■ TASK TO CARRY OUT ■
Scan the entries below for "Hari" and copy each line that holds it.

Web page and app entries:
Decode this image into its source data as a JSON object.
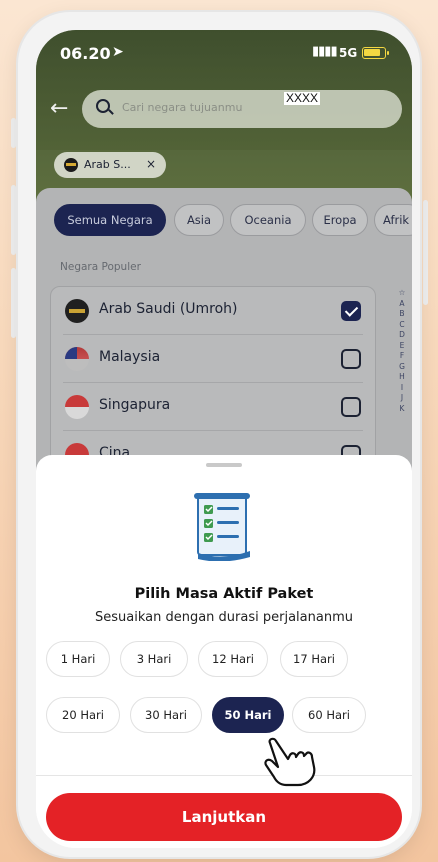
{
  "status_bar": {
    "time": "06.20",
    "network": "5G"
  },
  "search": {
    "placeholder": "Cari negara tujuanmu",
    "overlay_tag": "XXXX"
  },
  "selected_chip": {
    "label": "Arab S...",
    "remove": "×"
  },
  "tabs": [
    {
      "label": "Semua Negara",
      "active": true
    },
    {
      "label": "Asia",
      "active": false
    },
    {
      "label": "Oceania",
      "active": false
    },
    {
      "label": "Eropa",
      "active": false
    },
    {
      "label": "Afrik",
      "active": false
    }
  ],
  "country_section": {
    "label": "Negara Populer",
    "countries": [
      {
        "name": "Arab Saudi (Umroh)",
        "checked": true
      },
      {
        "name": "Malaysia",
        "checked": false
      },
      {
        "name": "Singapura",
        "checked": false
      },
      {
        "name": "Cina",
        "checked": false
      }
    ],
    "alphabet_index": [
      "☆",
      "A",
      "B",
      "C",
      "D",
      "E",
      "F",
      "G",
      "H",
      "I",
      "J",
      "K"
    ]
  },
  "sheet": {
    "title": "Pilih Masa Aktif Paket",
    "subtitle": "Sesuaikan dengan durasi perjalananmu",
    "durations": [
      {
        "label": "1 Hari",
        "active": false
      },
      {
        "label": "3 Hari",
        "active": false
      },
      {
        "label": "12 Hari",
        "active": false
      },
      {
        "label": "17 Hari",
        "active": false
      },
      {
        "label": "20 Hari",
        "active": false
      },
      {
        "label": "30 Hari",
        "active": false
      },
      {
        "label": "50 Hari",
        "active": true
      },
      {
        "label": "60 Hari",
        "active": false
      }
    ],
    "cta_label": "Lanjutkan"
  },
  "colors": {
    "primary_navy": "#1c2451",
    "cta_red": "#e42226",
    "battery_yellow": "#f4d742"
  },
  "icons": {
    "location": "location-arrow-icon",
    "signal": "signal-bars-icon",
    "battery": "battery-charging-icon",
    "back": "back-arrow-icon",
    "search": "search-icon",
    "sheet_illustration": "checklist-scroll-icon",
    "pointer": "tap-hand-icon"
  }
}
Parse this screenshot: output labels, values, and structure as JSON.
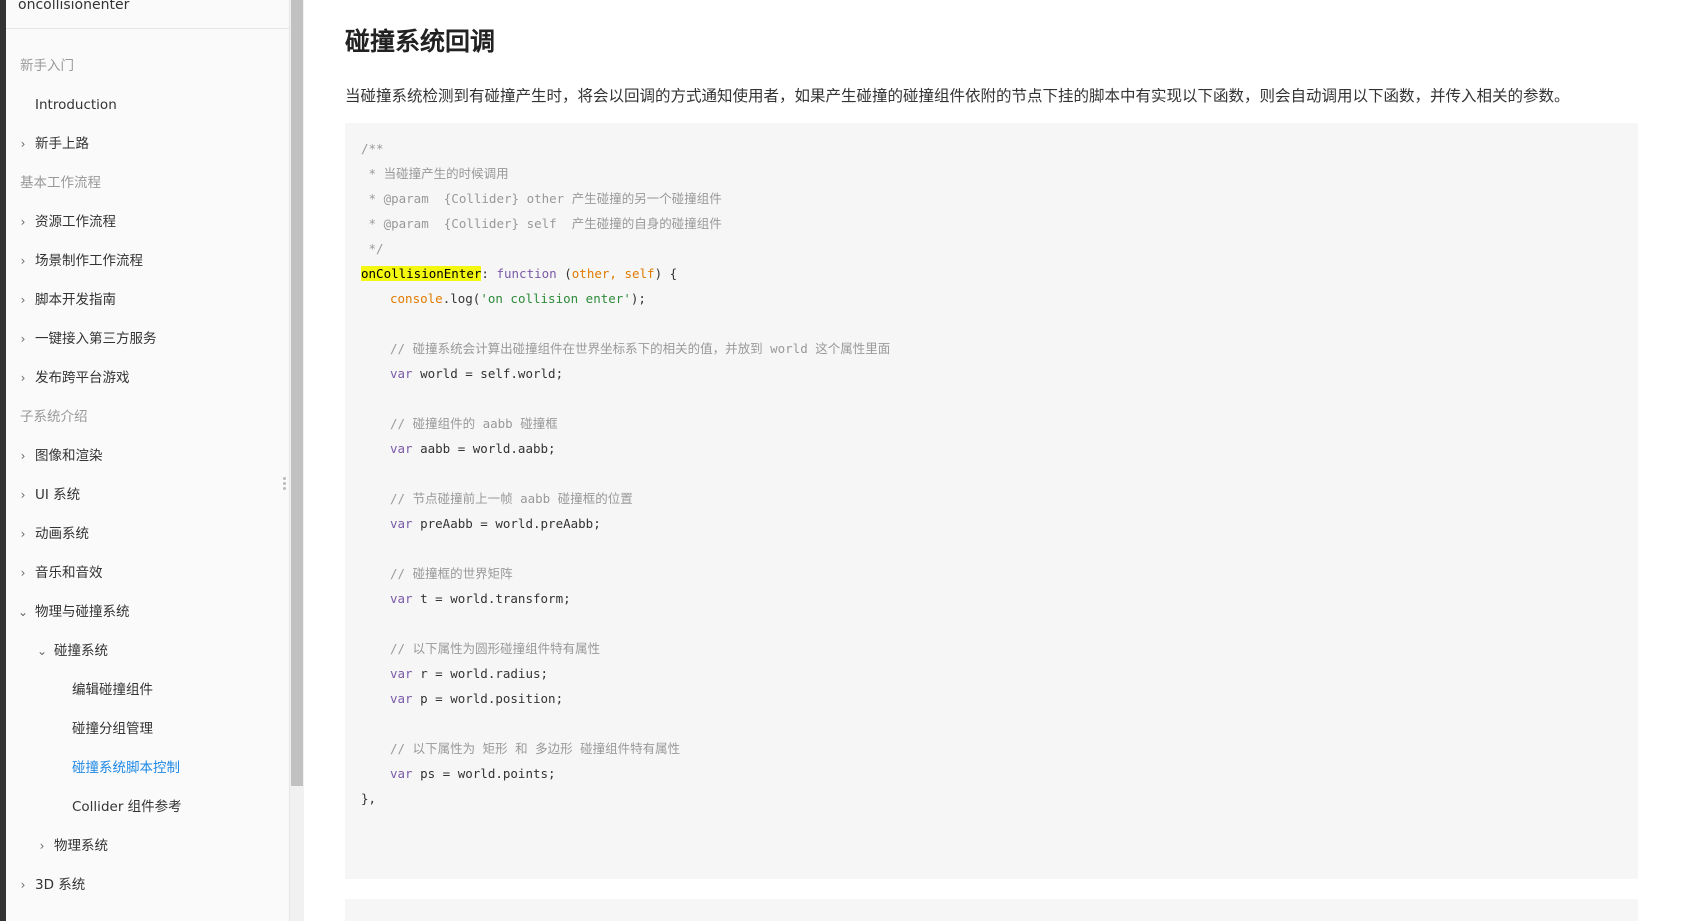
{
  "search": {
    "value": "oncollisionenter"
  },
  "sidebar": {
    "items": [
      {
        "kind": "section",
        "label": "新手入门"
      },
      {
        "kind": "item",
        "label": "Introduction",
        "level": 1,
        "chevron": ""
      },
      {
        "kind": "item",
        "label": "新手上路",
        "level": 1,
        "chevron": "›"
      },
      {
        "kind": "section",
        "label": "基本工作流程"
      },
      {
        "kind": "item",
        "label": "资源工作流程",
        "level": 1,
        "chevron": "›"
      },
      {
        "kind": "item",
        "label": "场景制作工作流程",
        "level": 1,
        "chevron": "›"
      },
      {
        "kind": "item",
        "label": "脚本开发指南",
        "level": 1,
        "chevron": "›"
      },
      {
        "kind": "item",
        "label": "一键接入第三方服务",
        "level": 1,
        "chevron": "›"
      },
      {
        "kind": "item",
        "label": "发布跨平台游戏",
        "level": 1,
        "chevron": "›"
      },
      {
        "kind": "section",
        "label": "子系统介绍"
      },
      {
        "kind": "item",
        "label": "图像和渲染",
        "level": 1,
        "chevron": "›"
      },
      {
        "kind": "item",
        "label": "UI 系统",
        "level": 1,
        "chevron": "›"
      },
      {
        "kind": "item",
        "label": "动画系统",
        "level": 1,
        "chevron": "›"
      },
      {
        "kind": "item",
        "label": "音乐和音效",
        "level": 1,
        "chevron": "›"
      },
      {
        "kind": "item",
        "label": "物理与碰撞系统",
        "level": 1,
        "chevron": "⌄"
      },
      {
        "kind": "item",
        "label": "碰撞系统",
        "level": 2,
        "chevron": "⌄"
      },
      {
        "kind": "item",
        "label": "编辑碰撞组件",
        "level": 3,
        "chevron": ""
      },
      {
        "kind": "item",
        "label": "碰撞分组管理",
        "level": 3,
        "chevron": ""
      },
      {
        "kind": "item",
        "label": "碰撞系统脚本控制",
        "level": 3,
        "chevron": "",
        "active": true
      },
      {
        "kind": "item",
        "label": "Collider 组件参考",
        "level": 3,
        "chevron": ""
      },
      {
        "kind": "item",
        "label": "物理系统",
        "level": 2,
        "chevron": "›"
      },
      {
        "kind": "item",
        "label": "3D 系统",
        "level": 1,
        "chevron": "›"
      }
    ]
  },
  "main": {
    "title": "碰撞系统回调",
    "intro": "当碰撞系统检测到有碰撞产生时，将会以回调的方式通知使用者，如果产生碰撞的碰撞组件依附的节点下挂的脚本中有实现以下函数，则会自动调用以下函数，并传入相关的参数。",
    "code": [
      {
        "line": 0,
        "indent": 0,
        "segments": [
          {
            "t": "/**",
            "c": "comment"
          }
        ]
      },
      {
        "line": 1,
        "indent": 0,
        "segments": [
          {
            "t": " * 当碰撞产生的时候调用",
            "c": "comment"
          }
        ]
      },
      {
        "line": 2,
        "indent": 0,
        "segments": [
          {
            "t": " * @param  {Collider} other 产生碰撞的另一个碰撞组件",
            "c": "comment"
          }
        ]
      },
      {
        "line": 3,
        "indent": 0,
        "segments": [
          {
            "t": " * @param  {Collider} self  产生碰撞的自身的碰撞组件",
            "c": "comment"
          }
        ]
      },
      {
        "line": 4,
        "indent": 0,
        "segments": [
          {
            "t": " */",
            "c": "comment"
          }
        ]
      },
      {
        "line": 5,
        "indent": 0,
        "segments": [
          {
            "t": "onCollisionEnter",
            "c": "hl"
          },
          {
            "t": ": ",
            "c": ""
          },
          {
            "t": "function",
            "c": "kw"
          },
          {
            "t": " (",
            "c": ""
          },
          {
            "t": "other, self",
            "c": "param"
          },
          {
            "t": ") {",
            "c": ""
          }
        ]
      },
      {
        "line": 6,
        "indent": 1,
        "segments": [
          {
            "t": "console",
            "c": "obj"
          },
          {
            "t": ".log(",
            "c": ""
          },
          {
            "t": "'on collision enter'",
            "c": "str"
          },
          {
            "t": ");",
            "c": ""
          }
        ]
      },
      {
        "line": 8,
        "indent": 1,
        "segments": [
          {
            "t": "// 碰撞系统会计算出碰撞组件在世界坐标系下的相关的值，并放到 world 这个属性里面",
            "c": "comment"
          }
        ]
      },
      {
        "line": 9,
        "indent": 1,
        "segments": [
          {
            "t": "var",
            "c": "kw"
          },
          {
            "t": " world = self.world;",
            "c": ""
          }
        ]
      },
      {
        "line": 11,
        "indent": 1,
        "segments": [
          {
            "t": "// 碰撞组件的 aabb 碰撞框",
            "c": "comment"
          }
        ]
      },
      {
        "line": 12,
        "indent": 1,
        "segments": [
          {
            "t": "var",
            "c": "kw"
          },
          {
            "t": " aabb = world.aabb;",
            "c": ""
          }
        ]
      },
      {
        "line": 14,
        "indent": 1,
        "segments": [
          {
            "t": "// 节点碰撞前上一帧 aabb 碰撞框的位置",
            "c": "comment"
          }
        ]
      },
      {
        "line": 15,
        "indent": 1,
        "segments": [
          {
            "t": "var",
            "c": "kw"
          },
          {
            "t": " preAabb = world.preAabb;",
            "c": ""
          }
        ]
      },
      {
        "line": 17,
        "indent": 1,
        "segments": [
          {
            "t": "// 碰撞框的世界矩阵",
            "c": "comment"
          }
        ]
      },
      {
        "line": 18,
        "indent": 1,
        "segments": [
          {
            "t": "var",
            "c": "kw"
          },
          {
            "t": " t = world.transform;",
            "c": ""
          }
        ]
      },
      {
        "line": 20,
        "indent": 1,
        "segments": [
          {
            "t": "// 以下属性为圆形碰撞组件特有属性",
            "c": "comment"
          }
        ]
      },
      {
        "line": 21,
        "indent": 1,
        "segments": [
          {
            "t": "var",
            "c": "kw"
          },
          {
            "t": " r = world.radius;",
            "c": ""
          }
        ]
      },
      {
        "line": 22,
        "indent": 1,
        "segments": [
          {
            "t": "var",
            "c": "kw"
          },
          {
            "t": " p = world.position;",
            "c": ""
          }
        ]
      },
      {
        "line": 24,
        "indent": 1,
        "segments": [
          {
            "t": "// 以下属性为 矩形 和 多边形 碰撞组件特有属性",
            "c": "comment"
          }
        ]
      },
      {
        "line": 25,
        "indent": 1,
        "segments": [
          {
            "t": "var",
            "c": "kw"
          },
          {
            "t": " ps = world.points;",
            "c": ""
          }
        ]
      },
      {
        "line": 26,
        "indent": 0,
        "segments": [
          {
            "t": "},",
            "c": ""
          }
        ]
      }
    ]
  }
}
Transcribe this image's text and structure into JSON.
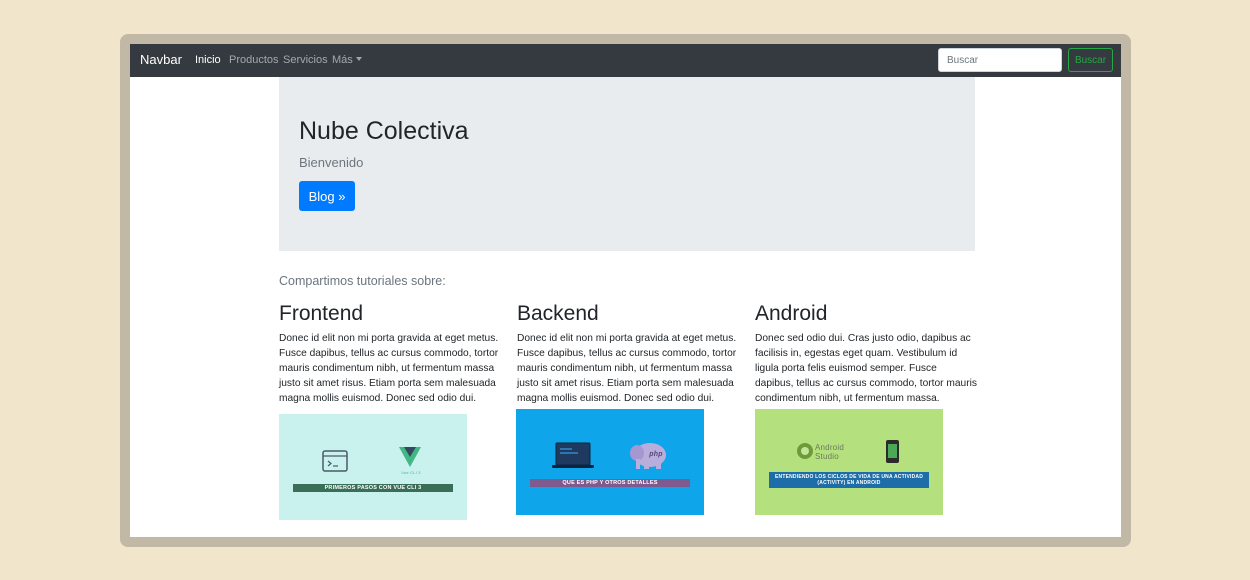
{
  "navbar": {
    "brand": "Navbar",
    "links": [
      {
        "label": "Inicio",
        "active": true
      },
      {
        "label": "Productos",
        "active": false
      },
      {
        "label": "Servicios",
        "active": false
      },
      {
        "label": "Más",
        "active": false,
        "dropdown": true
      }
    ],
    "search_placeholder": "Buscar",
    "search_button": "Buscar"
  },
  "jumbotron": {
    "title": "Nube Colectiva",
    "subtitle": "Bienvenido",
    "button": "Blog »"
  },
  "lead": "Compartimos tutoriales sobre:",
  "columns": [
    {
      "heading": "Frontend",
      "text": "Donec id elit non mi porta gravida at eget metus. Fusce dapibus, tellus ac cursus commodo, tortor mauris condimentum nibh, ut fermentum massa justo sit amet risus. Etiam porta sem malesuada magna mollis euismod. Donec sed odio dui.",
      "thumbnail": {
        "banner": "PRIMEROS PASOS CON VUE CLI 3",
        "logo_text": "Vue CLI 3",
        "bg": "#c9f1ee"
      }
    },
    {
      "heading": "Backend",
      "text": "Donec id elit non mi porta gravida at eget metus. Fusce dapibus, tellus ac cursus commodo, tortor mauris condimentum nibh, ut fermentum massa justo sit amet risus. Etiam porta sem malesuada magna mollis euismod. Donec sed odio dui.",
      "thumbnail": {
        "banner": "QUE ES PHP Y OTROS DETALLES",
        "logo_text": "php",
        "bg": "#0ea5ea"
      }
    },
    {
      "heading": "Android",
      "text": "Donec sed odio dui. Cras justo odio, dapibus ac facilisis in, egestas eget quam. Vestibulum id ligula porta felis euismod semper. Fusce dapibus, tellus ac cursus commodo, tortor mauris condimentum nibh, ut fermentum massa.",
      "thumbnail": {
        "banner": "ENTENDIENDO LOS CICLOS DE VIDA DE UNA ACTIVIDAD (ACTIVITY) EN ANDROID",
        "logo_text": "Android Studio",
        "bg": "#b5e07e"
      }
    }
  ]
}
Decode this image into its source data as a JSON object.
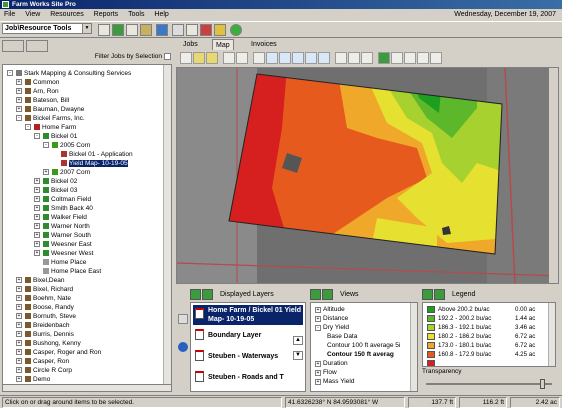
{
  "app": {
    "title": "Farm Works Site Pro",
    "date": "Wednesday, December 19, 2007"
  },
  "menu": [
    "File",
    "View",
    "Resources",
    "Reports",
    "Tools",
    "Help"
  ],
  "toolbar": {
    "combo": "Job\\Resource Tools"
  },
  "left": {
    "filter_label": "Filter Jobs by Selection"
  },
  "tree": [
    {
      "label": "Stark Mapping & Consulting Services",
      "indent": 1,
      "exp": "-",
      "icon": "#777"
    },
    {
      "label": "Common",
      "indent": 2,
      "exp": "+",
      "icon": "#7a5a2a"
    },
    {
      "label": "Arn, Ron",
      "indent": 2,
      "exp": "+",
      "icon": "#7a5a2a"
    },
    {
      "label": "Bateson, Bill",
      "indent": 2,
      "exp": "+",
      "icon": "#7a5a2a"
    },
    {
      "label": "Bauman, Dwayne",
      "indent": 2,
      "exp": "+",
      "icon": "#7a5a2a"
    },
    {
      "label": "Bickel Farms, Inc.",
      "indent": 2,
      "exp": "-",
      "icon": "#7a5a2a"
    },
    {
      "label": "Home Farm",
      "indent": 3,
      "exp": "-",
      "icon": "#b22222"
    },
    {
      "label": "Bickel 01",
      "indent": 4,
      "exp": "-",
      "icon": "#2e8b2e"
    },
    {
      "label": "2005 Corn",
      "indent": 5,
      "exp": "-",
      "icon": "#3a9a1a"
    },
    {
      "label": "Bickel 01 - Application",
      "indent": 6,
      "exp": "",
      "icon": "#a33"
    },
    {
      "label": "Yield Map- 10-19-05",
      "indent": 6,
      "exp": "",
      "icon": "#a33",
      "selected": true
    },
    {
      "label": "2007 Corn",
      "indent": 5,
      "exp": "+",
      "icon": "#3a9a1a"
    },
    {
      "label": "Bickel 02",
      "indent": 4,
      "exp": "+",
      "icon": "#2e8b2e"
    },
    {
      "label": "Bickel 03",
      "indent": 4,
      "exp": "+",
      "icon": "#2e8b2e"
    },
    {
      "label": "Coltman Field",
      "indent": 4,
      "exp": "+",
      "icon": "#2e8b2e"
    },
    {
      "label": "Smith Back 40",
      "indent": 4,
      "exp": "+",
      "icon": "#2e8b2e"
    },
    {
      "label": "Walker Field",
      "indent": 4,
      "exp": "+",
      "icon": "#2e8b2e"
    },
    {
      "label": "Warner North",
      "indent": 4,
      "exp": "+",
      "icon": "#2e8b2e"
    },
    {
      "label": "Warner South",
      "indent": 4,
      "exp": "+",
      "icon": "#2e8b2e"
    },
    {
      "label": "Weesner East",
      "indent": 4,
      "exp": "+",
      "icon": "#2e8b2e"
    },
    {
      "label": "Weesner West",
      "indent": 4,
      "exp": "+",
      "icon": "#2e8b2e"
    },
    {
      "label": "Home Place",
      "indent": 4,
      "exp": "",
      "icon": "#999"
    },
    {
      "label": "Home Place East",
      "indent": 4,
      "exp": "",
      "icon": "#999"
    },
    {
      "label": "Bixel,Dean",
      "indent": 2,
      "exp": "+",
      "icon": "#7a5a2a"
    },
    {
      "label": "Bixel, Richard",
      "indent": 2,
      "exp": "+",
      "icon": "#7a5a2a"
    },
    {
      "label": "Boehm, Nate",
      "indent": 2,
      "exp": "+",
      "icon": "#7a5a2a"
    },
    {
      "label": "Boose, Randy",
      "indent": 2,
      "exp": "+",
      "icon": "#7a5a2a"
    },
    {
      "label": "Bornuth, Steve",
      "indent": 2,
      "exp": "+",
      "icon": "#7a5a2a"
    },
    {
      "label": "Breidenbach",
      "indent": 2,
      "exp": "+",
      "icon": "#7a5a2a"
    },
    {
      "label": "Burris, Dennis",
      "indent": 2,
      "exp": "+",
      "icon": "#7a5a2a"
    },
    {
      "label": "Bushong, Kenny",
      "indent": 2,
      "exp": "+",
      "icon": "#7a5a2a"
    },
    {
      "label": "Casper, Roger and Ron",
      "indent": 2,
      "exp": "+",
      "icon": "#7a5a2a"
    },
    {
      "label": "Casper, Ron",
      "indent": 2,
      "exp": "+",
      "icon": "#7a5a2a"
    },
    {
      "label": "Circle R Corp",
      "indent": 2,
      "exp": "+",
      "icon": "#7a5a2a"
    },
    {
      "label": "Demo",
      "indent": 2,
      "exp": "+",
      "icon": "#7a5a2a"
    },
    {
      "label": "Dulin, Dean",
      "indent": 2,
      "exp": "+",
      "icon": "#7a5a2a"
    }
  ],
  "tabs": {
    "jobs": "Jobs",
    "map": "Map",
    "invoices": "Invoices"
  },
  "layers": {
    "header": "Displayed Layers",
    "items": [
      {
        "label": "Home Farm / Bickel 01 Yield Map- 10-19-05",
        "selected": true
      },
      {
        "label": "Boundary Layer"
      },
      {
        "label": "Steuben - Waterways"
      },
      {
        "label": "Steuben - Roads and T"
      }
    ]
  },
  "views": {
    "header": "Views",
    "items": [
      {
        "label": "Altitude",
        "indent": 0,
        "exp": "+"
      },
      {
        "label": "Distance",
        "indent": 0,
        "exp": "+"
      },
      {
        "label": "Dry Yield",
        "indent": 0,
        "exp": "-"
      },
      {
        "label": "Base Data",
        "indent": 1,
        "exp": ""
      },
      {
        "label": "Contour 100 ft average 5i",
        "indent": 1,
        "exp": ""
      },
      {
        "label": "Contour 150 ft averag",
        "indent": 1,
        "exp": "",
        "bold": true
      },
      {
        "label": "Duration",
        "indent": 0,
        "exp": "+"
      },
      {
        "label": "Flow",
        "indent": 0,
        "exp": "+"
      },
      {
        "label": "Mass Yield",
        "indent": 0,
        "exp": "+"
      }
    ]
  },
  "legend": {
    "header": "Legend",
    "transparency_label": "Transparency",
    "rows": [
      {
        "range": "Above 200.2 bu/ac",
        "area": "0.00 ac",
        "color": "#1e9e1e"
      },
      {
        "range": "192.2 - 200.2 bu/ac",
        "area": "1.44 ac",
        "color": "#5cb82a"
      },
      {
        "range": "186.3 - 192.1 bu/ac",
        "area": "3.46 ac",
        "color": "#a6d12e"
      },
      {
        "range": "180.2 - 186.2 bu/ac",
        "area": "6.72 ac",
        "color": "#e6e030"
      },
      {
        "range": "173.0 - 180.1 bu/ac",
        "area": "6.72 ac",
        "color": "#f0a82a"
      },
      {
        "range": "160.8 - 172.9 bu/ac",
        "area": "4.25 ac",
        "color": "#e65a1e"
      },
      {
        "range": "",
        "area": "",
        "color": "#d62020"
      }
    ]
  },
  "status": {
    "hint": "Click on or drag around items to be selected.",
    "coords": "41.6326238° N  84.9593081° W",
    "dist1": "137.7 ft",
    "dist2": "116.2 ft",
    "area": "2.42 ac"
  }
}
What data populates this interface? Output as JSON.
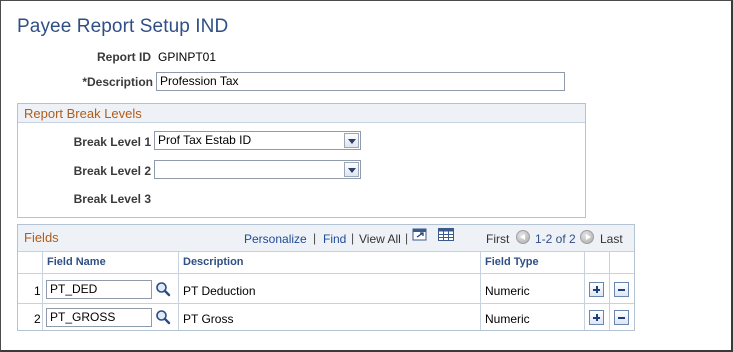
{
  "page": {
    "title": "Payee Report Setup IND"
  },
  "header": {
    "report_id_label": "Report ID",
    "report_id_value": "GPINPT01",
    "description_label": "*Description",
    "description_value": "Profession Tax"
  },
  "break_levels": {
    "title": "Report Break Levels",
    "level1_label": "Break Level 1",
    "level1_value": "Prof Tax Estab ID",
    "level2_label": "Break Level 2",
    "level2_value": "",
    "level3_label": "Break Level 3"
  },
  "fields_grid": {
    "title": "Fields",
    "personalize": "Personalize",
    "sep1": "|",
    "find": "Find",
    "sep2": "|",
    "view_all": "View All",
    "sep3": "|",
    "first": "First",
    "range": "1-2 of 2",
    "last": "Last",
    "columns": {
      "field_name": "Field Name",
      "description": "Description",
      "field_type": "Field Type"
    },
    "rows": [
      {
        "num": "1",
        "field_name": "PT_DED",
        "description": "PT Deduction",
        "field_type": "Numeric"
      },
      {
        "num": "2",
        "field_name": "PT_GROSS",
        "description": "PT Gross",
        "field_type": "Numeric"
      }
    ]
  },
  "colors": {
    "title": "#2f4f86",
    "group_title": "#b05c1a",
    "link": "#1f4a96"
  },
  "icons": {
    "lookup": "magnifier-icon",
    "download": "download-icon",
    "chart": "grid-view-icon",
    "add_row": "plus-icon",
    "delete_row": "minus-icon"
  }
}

■ RESULT ■
        "label": "1 Hari",
        "label": "3 Hari",
        "label": "12 Hari",
        "label": "17 Hari",
        "label": "20 Hari",
        "label": "30 Hari",
        "label": "50 Hari",
        "label": "60 Hari",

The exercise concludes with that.